* **Directions for this task**
Using the word "should" as the filter, copy each matching line from the records.

Segment Start: Data shown

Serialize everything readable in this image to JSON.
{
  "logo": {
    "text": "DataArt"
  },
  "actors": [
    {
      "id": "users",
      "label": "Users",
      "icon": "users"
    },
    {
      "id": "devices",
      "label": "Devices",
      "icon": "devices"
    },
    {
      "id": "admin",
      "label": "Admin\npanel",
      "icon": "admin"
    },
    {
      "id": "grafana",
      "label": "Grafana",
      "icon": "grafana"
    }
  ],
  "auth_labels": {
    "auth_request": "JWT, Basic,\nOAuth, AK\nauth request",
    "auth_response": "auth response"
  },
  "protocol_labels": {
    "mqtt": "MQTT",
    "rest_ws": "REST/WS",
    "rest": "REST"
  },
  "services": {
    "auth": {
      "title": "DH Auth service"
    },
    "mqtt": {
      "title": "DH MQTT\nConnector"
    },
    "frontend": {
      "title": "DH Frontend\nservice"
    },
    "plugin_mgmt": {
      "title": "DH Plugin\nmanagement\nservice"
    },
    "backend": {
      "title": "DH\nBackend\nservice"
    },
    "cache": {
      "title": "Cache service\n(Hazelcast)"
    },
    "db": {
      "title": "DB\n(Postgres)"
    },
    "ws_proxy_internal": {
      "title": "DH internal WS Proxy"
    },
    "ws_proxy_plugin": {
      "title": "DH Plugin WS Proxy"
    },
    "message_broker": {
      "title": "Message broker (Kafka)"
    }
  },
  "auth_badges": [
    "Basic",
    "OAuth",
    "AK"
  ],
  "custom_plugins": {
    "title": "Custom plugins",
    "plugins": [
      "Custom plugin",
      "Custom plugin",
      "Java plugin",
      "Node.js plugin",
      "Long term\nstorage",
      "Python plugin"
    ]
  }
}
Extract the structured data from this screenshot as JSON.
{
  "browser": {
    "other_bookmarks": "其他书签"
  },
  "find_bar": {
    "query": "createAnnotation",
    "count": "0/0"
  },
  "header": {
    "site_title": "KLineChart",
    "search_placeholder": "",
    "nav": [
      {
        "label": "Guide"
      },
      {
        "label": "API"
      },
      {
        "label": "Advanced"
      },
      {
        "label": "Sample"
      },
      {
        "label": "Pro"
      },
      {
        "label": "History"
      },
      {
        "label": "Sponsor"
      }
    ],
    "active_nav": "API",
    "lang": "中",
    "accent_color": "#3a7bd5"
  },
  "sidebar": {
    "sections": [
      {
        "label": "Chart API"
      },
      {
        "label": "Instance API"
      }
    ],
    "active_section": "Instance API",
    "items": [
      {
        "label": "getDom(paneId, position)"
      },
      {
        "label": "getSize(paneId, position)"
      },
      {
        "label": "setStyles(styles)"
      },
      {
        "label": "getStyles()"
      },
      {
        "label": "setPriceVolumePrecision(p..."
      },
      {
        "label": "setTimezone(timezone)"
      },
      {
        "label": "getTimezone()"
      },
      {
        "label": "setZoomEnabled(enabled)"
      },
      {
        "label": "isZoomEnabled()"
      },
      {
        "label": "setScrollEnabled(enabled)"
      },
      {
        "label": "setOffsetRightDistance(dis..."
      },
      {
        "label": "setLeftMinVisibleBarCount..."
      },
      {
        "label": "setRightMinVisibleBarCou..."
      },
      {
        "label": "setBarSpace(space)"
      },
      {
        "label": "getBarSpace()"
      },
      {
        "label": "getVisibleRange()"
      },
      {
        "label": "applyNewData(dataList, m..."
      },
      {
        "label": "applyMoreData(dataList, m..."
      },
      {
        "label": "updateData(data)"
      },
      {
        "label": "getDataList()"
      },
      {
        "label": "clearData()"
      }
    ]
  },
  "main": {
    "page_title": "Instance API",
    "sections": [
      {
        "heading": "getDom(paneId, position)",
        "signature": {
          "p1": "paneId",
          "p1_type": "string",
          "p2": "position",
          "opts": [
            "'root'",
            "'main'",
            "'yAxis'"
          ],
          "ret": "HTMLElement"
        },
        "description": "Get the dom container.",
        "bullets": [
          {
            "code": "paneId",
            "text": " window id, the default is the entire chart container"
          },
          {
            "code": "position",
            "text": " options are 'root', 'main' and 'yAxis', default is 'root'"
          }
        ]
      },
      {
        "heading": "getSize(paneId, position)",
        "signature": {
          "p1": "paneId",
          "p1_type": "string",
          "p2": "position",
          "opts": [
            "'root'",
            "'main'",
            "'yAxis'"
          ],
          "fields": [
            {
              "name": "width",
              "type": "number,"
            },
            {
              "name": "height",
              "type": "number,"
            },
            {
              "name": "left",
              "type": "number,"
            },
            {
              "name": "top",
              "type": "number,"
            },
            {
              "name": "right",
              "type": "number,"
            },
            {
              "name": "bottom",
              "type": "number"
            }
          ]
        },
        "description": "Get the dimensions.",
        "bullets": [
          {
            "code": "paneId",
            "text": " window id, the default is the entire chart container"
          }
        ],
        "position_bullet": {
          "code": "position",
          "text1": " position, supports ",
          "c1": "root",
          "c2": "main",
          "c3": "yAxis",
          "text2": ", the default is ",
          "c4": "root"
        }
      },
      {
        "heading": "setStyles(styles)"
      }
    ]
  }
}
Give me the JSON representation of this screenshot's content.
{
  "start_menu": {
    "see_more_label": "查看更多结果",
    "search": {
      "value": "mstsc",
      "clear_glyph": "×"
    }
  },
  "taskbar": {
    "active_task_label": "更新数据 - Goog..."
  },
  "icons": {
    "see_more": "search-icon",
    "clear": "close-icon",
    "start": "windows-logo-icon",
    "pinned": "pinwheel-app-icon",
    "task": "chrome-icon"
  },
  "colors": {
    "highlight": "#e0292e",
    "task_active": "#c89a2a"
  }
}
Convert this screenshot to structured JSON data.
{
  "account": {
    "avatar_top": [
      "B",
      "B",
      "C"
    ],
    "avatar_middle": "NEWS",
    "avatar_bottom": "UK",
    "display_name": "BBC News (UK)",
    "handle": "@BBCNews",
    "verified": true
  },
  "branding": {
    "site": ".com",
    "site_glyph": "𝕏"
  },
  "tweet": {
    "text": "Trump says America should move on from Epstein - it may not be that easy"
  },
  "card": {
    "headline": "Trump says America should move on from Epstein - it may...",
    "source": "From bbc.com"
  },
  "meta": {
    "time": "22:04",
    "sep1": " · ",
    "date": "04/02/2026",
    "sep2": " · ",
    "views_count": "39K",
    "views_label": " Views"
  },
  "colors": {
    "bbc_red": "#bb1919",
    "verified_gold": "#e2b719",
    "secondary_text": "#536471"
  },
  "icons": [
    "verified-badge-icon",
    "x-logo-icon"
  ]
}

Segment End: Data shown

* **Solved problem**
    "text": "Trump says America should move on from Epstein - it may not be that easy"
    "headline": "Trump says America should move on from Epstein - it may...",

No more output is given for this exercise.